All entries should be output exactly as they stand.

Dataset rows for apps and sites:
# # # #
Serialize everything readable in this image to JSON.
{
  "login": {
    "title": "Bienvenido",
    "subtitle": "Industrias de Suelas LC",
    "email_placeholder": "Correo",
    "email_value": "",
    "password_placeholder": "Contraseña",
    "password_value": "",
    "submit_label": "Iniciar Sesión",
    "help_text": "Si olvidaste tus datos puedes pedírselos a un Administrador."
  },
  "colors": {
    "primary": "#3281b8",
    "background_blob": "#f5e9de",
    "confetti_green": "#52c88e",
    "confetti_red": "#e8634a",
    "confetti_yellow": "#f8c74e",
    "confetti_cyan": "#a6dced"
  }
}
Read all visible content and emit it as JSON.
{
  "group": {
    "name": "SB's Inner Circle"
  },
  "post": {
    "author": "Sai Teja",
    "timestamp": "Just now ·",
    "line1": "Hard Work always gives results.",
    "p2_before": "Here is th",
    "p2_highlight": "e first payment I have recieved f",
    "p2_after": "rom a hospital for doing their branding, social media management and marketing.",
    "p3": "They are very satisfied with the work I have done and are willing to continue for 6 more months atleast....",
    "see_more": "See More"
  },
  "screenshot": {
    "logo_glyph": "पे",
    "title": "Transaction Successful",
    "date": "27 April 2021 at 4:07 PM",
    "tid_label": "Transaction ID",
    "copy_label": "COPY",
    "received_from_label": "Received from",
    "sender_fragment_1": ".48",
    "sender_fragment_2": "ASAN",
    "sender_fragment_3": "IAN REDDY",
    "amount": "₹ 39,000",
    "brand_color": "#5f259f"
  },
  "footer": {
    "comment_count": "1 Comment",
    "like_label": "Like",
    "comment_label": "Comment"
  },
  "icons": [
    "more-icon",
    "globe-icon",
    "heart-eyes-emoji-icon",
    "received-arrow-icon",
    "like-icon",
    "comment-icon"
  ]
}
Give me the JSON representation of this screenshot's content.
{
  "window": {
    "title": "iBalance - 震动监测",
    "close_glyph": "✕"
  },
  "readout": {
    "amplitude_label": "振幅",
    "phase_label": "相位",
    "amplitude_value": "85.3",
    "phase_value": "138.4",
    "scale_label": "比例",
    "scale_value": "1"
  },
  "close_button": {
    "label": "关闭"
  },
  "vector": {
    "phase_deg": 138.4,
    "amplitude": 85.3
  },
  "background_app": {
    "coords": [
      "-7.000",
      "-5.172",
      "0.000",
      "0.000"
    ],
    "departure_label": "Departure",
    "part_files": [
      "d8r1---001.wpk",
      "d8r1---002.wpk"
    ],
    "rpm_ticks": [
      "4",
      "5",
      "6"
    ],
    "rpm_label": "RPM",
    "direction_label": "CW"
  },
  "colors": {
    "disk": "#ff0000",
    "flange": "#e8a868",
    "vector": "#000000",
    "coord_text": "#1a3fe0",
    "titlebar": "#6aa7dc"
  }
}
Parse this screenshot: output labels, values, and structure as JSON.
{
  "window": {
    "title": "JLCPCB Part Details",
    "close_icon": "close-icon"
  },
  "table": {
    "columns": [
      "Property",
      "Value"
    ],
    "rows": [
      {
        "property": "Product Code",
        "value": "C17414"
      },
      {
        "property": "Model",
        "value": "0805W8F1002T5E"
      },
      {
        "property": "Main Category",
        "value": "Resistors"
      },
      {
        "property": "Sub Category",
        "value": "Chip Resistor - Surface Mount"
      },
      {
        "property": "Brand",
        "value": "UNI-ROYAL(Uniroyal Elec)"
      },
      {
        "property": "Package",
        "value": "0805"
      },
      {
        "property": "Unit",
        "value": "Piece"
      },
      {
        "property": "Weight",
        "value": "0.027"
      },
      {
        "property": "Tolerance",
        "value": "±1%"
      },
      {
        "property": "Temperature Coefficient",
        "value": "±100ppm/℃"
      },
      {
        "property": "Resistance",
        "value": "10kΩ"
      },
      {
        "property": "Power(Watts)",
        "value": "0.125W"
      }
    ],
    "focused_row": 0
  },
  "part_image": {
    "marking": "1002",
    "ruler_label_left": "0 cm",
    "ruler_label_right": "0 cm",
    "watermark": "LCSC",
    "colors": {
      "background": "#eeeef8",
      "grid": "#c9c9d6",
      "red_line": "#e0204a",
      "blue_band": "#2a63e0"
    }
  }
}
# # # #
- _Response_:
Serialize everything readable in this image to JSON.
{
  "login": {
    "title": "Bienvenido",
    "subtitle": "Industrias de Suelas LC",
    "email_placeholder": "Correo",
    "email_value": "",
    "password_placeholder": "Contraseña",
    "password_value": "",
    "submit_label": "Iniciar Sesión",
    "help_text": "Si olvidaste tus datos puedes pedírselos a un Administrador."
  },
  "colors": {
    "primary": "#3281b8",
    "background_blob": "#f5e9de",
    "confetti_green": "#52c88e",
    "confetti_red": "#e8634a",
    "confetti_yellow": "#f8c74e",
    "confetti_cyan": "#a6dced"
  }
}
Read all visible content and emit it as JSON.
{
  "group": {
    "name": "SB's Inner Circle"
  },
  "post": {
    "author": "Sai Teja",
    "timestamp": "Just now ·",
    "line1": "Hard Work always gives results.",
    "p2_before": "Here is th",
    "p2_highlight": "e first payment I have recieved f",
    "p2_after": "rom a hospital for doing their branding, social media management and marketing.",
    "p3": "They are very satisfied with the work I have done and are willing to continue for 6 more months atleast....",
    "see_more": "See More"
  },
  "screenshot": {
    "logo_glyph": "पे",
    "title": "Transaction Successful",
    "date": "27 April 2021 at 4:07 PM",
    "tid_label": "Transaction ID",
    "copy_label": "COPY",
    "received_from_label": "Received from",
    "sender_fragment_1": ".48",
    "sender_fragment_2": "ASAN",
    "sender_fragment_3": "IAN REDDY",
    "amount": "₹ 39,000",
    "brand_color": "#5f259f"
  },
  "footer": {
    "comment_count": "1 Comment",
    "like_label": "Like",
    "comment_label": "Comment"
  },
  "icons": [
    "more-icon",
    "globe-icon",
    "heart-eyes-emoji-icon",
    "received-arrow-icon",
    "like-icon",
    "comment-icon"
  ]
}
Give me the JSON representation of this screenshot's content.
{
  "window": {
    "title": "iBalance - 震动监测",
    "close_glyph": "✕"
  },
  "readout": {
    "amplitude_label": "振幅",
    "phase_label": "相位",
    "amplitude_value": "85.3",
    "phase_value": "138.4",
    "scale_label": "比例",
    "scale_value": "1"
  },
  "close_button": {
    "label": "关闭"
  },
  "vector": {
    "phase_deg": 138.4,
    "amplitude": 85.3
  },
  "background_app": {
    "coords": [
      "-7.000",
      "-5.172",
      "0.000",
      "0.000"
    ],
    "departure_label": "Departure",
    "part_files": [
      "d8r1---001.wpk",
      "d8r1---002.wpk"
    ],
    "rpm_ticks": [
      "4",
      "5",
      "6"
    ],
    "rpm_label": "RPM",
    "direction_label": "CW"
  },
  "colors": {
    "disk": "#ff0000",
    "flange": "#e8a868",
    "vector": "#000000",
    "coord_text": "#1a3fe0",
    "titlebar": "#6aa7dc"
  }
}
Parse this screenshot: output labels, values, and structure as JSON.
{
  "window": {
    "title": "JLCPCB Part Details",
    "close_icon": "close-icon"
  },
  "table": {
    "columns": [
      "Property",
      "Value"
    ],
    "rows": [
      {
        "property": "Product Code",
        "value": "C17414"
      },
      {
        "property": "Model",
        "value": "0805W8F1002T5E"
      },
      {
        "property": "Main Category",
        "value": "Resistors"
      },
      {
        "property": "Sub Category",
        "value": "Chip Resistor - Surface Mount"
      },
      {
        "property": "Brand",
        "value": "UNI-ROYAL(Uniroyal Elec)"
      },
      {
        "property": "Package",
        "value": "0805"
      },
      {
        "property": "Unit",
        "value": "Piece"
      },
      {
        "property": "Weight",
        "value": "0.027"
      },
      {
        "property": "Tolerance",
        "value": "±1%"
      },
      {
        "property": "Temperature Coefficient",
        "value": "±100ppm/℃"
      },
      {
        "property": "Resistance",
        "value": "10kΩ"
      },
      {
        "property": "Power(Watts)",
        "value": "0.125W"
      }
    ],
    "focused_row": 0
  },
  "part_image": {
    "marking": "1002",
    "ruler_label_left": "0 cm",
    "ruler_label_right": "0 cm",
    "watermark": "LCSC",
    "colors": {
      "background": "#eeeef8",
      "grid": "#c9c9d6",
      "red_line": "#e0204a",
      "blue_band": "#2a63e0"
    }
  }
}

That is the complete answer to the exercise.